But the problem, Tedesco, wasn’t just about what issues were being studied, it was equally about the issues that weren’t. This included last summer’s Rob Lowe dispute, in which the Montecito actor caused neighborhood-wide consternation over the size of a house he wanted to build on Picacho Lane. The Association didn’t weigh in on that case, leading the Land Use Committee’s chair at the time, Susan Keller, to say “it was a loss for us not to testify.” Following the Rob Lowe matter, the Association instituted a policy requiring at least one Land Use member to attend monthly Montecito Planning Commission hearings, a rule that has been followed inconsistently since its inception last July.
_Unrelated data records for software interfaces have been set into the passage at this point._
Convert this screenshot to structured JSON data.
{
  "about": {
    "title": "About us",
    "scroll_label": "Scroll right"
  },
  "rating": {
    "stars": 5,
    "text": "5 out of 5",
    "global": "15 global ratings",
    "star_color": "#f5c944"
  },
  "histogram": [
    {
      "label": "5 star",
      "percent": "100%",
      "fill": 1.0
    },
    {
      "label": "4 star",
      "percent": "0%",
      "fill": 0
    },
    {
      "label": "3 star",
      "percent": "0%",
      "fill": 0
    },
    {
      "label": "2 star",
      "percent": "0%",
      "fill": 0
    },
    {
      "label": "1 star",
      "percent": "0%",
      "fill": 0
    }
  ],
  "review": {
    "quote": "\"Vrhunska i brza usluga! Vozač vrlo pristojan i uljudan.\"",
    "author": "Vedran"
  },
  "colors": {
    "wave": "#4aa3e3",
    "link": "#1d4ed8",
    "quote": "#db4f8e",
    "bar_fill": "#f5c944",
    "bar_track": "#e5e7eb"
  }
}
More recently, the Association did not make determinations on Park Lane resident Hank Hurst’s application for a new residence or developer Wayne Siemens’s bid for a lot split, two cases that faced heavy opposition from neighbors. Tedesco acknowledged the Association should have studied and made recommendations on those issues. In the case of the Siemens lot split, he said the organization didn’t get the County staff report in time to make a determination, even though the report could have been available in advance.

“We had talked about it, but we didn’t have enough information,” he said. “Something dropped through the cracks.”

In the future, Tedesco said the Land Use Steering Committee will slow down the Montecito Association process “to involve the Board of Directors to a greater extent than ever before” and to encourage more participation. The four-member committee composed of Ralph Baxter, Dick Shaikewitz, Barry Siegel and Tedesco will keep land use consultant Victoria Greene on staff and will continue to make recommendations to Association directors following meetings on the first Monday of every month.

The committee drafted a seven-point list of criteria that will serve as a guide for members on what land use issues warrant study, including whether a project conflicts with policies of the Montecito Community Plan or whether a project sets a precedent.

“It’s a matter of use of resources,” Tedesco said. “We can’t be everything to everyone.”